At exactly 4-months old, our Via had her tracheostomy and g-tube surgery. It was the best decision we ever made. It literally saved her life! She was finally able to lay on a boppy, to develop and move around. We were able to have play dates with physical therapy on the mat in the NICU. We were finally able to start weaning her off her vent. After 8-months in the NICU, we were headed to the training floor where we would learn how to do trach changes, take care of her g-tube and learn all things about the ventilator. Once she was on the home vent, and we found night nurses we were able to come home!

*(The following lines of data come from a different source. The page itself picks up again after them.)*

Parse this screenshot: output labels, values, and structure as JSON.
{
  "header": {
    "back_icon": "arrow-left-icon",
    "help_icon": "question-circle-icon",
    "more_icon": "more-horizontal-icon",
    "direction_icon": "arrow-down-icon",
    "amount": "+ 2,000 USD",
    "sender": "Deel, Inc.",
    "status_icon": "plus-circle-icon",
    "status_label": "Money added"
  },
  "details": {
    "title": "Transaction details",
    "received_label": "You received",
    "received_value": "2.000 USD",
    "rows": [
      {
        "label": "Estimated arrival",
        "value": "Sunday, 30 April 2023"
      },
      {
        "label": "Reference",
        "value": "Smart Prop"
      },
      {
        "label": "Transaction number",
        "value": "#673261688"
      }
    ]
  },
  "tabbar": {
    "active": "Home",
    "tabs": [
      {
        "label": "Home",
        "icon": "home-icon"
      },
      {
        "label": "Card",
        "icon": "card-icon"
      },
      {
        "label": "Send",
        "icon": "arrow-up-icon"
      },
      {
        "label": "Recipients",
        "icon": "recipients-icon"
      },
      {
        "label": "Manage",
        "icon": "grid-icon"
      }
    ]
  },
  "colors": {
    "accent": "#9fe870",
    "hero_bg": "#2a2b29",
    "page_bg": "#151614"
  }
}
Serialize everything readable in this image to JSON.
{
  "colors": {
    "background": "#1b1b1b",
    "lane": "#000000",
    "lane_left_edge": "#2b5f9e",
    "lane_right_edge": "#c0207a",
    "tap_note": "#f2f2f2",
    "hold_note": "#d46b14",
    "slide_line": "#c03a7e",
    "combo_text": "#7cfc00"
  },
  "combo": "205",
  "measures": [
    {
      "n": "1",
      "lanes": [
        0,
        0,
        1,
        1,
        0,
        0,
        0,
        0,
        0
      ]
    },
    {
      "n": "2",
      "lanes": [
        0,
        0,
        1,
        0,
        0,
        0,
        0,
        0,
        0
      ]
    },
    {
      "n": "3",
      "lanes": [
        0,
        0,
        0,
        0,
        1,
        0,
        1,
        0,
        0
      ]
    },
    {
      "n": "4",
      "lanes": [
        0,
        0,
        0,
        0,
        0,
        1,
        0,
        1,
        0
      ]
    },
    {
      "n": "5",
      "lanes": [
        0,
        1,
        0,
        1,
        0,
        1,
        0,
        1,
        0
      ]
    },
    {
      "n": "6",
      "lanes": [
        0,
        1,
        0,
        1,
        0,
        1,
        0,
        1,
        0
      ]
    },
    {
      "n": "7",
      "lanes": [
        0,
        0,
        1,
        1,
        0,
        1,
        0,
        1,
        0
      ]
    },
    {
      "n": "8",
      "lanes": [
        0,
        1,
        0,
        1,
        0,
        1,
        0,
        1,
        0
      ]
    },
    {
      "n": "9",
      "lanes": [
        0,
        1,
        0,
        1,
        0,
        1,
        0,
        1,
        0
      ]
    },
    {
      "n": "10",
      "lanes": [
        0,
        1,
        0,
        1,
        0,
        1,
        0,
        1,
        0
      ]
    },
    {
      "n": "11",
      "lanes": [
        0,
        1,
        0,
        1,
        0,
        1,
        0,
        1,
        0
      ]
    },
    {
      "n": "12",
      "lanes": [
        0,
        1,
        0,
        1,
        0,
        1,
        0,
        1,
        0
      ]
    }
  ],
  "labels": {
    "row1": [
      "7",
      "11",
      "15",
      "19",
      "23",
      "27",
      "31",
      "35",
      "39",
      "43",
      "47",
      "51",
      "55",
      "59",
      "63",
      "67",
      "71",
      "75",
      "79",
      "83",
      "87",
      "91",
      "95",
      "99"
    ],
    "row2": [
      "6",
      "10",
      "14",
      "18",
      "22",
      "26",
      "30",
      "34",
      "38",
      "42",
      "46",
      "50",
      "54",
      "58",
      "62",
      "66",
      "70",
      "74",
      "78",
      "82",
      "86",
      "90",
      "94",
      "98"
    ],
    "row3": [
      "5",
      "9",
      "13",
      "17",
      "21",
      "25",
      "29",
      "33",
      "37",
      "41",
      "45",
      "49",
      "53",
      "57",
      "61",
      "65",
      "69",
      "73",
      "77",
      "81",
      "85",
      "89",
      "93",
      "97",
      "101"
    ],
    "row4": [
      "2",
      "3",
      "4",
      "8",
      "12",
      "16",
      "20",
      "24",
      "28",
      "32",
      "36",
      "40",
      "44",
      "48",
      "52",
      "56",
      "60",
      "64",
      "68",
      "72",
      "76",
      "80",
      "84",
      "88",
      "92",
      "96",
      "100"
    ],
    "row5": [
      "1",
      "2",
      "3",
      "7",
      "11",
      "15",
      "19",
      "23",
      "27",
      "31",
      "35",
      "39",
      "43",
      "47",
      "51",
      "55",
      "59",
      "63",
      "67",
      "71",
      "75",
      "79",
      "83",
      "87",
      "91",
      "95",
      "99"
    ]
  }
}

When Via came home almost a year ago in May, she was on the ventilator 24/7, she wasn’t eating any food by mouth, and she couldn’t even roll over! We were SO glad to have her home after 408 days in the hospital. It felt like she was meeting milestone after milestone once she came home. From rolling over, to sitting up…she was getting so strong. She just turned 2 in April and is so close to walking all over the place. She eats about one meal by mouth a day (the rest through her g-tube.) Via passed her sleep study and has been vent free for almost a month now! She loves babbling with the help of the passy muir valve (PMV) and has even said “mama” and “dada!” We are so incredibly proud of how far she has come, and how much resilience she has! It’s been such a long journey for us, but has proved time and time again just how strong we all are.
If you’re struggling with some of the same things we went through with the ups and downs of the NICU rollercoaster…I am with you. I feel you, and I am praying for you. Listen to me when I say, it is all going to work out the way it’s supposed to. I know it’s hard to see your little one(s) in pain, and hooked up to machines. I know you feel like this is the worst thing that could have happened to you. I also know how amazingly strong you and your child are. Growing and developing are not linear, but your baby can, and WILL get there. Keep showing up, and never give up!